▶ **LISTED ENTRIES**

*-*-*

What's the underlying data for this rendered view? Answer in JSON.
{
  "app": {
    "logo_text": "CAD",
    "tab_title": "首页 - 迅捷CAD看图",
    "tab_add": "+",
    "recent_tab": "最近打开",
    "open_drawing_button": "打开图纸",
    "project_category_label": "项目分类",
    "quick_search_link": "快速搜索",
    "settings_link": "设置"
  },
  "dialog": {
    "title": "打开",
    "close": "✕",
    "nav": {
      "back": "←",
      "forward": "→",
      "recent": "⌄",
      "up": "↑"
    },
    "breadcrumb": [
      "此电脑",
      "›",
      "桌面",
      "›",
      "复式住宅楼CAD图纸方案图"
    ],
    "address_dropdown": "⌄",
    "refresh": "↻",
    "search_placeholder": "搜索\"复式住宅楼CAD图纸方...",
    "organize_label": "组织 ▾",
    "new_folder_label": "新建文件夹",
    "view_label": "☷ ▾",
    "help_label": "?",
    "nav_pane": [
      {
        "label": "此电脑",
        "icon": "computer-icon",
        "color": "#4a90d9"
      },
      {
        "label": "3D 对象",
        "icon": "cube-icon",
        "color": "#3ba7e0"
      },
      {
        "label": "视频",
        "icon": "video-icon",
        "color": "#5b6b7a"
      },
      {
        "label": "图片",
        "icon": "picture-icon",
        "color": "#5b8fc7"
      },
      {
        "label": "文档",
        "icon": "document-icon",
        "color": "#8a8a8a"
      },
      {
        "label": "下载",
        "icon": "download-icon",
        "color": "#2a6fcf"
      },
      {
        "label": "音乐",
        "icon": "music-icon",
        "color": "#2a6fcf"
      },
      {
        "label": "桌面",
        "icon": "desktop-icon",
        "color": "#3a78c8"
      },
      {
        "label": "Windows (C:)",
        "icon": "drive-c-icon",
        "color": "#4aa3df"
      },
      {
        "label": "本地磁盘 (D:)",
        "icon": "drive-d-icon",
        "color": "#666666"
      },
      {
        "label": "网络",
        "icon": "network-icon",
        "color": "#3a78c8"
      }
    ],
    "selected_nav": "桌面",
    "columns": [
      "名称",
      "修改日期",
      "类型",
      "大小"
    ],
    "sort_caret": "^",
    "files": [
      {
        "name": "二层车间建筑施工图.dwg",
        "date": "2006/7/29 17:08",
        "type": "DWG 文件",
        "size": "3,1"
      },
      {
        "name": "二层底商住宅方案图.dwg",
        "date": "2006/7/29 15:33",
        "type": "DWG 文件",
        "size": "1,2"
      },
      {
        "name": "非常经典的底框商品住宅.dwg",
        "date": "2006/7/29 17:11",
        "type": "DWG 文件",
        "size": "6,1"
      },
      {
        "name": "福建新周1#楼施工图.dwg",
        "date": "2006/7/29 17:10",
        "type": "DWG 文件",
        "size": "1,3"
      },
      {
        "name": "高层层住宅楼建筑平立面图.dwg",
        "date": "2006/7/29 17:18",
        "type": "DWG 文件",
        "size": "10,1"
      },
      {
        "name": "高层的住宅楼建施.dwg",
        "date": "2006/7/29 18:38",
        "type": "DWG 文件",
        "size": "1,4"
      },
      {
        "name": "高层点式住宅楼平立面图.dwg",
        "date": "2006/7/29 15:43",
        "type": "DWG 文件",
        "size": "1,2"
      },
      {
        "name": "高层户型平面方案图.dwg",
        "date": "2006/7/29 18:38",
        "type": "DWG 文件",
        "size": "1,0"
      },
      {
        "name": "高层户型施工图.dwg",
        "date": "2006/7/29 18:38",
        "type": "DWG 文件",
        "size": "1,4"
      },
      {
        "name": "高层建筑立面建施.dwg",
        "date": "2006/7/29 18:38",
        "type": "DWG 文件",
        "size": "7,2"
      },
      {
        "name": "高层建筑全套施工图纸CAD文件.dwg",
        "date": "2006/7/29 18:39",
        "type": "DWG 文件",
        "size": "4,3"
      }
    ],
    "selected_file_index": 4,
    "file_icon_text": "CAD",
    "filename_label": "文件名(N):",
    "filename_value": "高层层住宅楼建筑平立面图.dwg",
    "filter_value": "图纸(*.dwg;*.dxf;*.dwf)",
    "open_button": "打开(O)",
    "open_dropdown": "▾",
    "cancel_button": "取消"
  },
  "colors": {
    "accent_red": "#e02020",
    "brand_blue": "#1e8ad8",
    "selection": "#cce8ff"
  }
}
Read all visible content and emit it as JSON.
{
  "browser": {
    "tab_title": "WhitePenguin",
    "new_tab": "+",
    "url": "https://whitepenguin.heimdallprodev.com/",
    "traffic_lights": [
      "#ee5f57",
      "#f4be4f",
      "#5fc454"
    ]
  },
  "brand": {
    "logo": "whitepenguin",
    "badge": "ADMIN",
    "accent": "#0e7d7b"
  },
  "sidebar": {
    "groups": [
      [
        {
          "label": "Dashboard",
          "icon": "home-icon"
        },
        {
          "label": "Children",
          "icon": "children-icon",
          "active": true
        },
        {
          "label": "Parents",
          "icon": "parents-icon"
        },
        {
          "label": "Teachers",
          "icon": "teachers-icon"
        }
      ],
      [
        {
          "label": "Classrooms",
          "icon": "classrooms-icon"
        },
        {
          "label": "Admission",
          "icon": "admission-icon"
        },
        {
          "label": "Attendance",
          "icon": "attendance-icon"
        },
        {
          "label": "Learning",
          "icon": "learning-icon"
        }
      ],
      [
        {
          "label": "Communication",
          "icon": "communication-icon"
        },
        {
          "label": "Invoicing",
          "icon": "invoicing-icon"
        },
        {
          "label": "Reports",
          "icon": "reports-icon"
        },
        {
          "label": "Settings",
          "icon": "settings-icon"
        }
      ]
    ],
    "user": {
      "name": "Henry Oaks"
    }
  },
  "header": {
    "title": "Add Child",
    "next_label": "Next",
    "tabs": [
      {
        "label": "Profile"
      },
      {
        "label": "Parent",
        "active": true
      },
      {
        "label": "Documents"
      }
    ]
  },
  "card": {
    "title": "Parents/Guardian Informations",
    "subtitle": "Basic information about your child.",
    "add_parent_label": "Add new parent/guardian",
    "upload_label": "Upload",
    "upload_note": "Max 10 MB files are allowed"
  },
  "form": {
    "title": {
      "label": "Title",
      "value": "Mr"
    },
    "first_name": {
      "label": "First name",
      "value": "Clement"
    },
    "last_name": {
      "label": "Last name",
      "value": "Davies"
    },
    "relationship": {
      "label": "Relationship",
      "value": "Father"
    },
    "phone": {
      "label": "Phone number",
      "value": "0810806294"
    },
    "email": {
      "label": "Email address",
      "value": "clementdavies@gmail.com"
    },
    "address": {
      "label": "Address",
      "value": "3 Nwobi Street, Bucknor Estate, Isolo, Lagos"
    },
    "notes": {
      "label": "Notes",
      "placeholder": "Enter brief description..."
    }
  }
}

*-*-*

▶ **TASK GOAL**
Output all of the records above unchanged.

▶ **ANSWER SPACE**
What's the underlying data for this rendered view? Answer in JSON.
{
  "app": {
    "logo_text": "CAD",
    "tab_title": "首页 - 迅捷CAD看图",
    "tab_add": "+",
    "recent_tab": "最近打开",
    "open_drawing_button": "打开图纸",
    "project_category_label": "项目分类",
    "quick_search_link": "快速搜索",
    "settings_link": "设置"
  },
  "dialog": {
    "title": "打开",
    "close": "✕",
    "nav": {
      "back": "←",
      "forward": "→",
      "recent": "⌄",
      "up": "↑"
    },
    "breadcrumb": [
      "此电脑",
      "›",
      "桌面",
      "›",
      "复式住宅楼CAD图纸方案图"
    ],
    "address_dropdown": "⌄",
    "refresh": "↻",
    "search_placeholder": "搜索\"复式住宅楼CAD图纸方...",
    "organize_label": "组织 ▾",
    "new_folder_label": "新建文件夹",
    "view_label": "☷ ▾",
    "help_label": "?",
    "nav_pane": [
      {
        "label": "此电脑",
        "icon": "computer-icon",
        "color": "#4a90d9"
      },
      {
        "label": "3D 对象",
        "icon": "cube-icon",
        "color": "#3ba7e0"
      },
      {
        "label": "视频",
        "icon": "video-icon",
        "color": "#5b6b7a"
      },
      {
        "label": "图片",
        "icon": "picture-icon",
        "color": "#5b8fc7"
      },
      {
        "label": "文档",
        "icon": "document-icon",
        "color": "#8a8a8a"
      },
      {
        "label": "下载",
        "icon": "download-icon",
        "color": "#2a6fcf"
      },
      {
        "label": "音乐",
        "icon": "music-icon",
        "color": "#2a6fcf"
      },
      {
        "label": "桌面",
        "icon": "desktop-icon",
        "color": "#3a78c8"
      },
      {
        "label": "Windows (C:)",
        "icon": "drive-c-icon",
        "color": "#4aa3df"
      },
      {
        "label": "本地磁盘 (D:)",
        "icon": "drive-d-icon",
        "color": "#666666"
      },
      {
        "label": "网络",
        "icon": "network-icon",
        "color": "#3a78c8"
      }
    ],
    "selected_nav": "桌面",
    "columns": [
      "名称",
      "修改日期",
      "类型",
      "大小"
    ],
    "sort_caret": "^",
    "files": [
      {
        "name": "二层车间建筑施工图.dwg",
        "date": "2006/7/29 17:08",
        "type": "DWG 文件",
        "size": "3,1"
      },
      {
        "name": "二层底商住宅方案图.dwg",
        "date": "2006/7/29 15:33",
        "type": "DWG 文件",
        "size": "1,2"
      },
      {
        "name": "非常经典的底框商品住宅.dwg",
        "date": "2006/7/29 17:11",
        "type": "DWG 文件",
        "size": "6,1"
      },
      {
        "name": "福建新周1#楼施工图.dwg",
        "date": "2006/7/29 17:10",
        "type": "DWG 文件",
        "size": "1,3"
      },
      {
        "name": "高层层住宅楼建筑平立面图.dwg",
        "date": "2006/7/29 17:18",
        "type": "DWG 文件",
        "size": "10,1"
      },
      {
        "name": "高层的住宅楼建施.dwg",
        "date": "2006/7/29 18:38",
        "type": "DWG 文件",
        "size": "1,4"
      },
      {
        "name": "高层点式住宅楼平立面图.dwg",
        "date": "2006/7/29 15:43",
        "type": "DWG 文件",
        "size": "1,2"
      },
      {
        "name": "高层户型平面方案图.dwg",
        "date": "2006/7/29 18:38",
        "type": "DWG 文件",
        "size": "1,0"
      },
      {
        "name": "高层户型施工图.dwg",
        "date": "2006/7/29 18:38",
        "type": "DWG 文件",
        "size": "1,4"
      },
      {
        "name": "高层建筑立面建施.dwg",
        "date": "2006/7/29 18:38",
        "type": "DWG 文件",
        "size": "7,2"
      },
      {
        "name": "高层建筑全套施工图纸CAD文件.dwg",
        "date": "2006/7/29 18:39",
        "type": "DWG 文件",
        "size": "4,3"
      }
    ],
    "selected_file_index": 4,
    "file_icon_text": "CAD",
    "filename_label": "文件名(N):",
    "filename_value": "高层层住宅楼建筑平立面图.dwg",
    "filter_value": "图纸(*.dwg;*.dxf;*.dwf)",
    "open_button": "打开(O)",
    "open_dropdown": "▾",
    "cancel_button": "取消"
  },
  "colors": {
    "accent_red": "#e02020",
    "brand_blue": "#1e8ad8",
    "selection": "#cce8ff"
  }
}
Read all visible content and emit it as JSON.
{
  "browser": {
    "tab_title": "WhitePenguin",
    "new_tab": "+",
    "url": "https://whitepenguin.heimdallprodev.com/",
    "traffic_lights": [
      "#ee5f57",
      "#f4be4f",
      "#5fc454"
    ]
  },
  "brand": {
    "logo": "whitepenguin",
    "badge": "ADMIN",
    "accent": "#0e7d7b"
  },
  "sidebar": {
    "groups": [
      [
        {
          "label": "Dashboard",
          "icon": "home-icon"
        },
        {
          "label": "Children",
          "icon": "children-icon",
          "active": true
        },
        {
          "label": "Parents",
          "icon": "parents-icon"
        },
        {
          "label": "Teachers",
          "icon": "teachers-icon"
        }
      ],
      [
        {
          "label": "Classrooms",
          "icon": "classrooms-icon"
        },
        {
          "label": "Admission",
          "icon": "admission-icon"
        },
        {
          "label": "Attendance",
          "icon": "attendance-icon"
        },
        {
          "label": "Learning",
          "icon": "learning-icon"
        }
      ],
      [
        {
          "label": "Communication",
          "icon": "communication-icon"
        },
        {
          "label": "Invoicing",
          "icon": "invoicing-icon"
        },
        {
          "label": "Reports",
          "icon": "reports-icon"
        },
        {
          "label": "Settings",
          "icon": "settings-icon"
        }
      ]
    ],
    "user": {
      "name": "Henry Oaks"
    }
  },
  "header": {
    "title": "Add Child",
    "next_label": "Next",
    "tabs": [
      {
        "label": "Profile"
      },
      {
        "label": "Parent",
        "active": true
      },
      {
        "label": "Documents"
      }
    ]
  },
  "card": {
    "title": "Parents/Guardian Informations",
    "subtitle": "Basic information about your child.",
    "add_parent_label": "Add new parent/guardian",
    "upload_label": "Upload",
    "upload_note": "Max 10 MB files are allowed"
  },
  "form": {
    "title": {
      "label": "Title",
      "value": "Mr"
    },
    "first_name": {
      "label": "First name",
      "value": "Clement"
    },
    "last_name": {
      "label": "Last name",
      "value": "Davies"
    },
    "relationship": {
      "label": "Relationship",
      "value": "Father"
    },
    "phone": {
      "label": "Phone number",
      "value": "0810806294"
    },
    "email": {
      "label": "Email address",
      "value": "clementdavies@gmail.com"
    },
    "address": {
      "label": "Address",
      "value": "3 Nwobi Street, Bucknor Estate, Isolo, Lagos"
    },
    "notes": {
      "label": "Notes",
      "placeholder": "Enter brief description..."
    }
  }
}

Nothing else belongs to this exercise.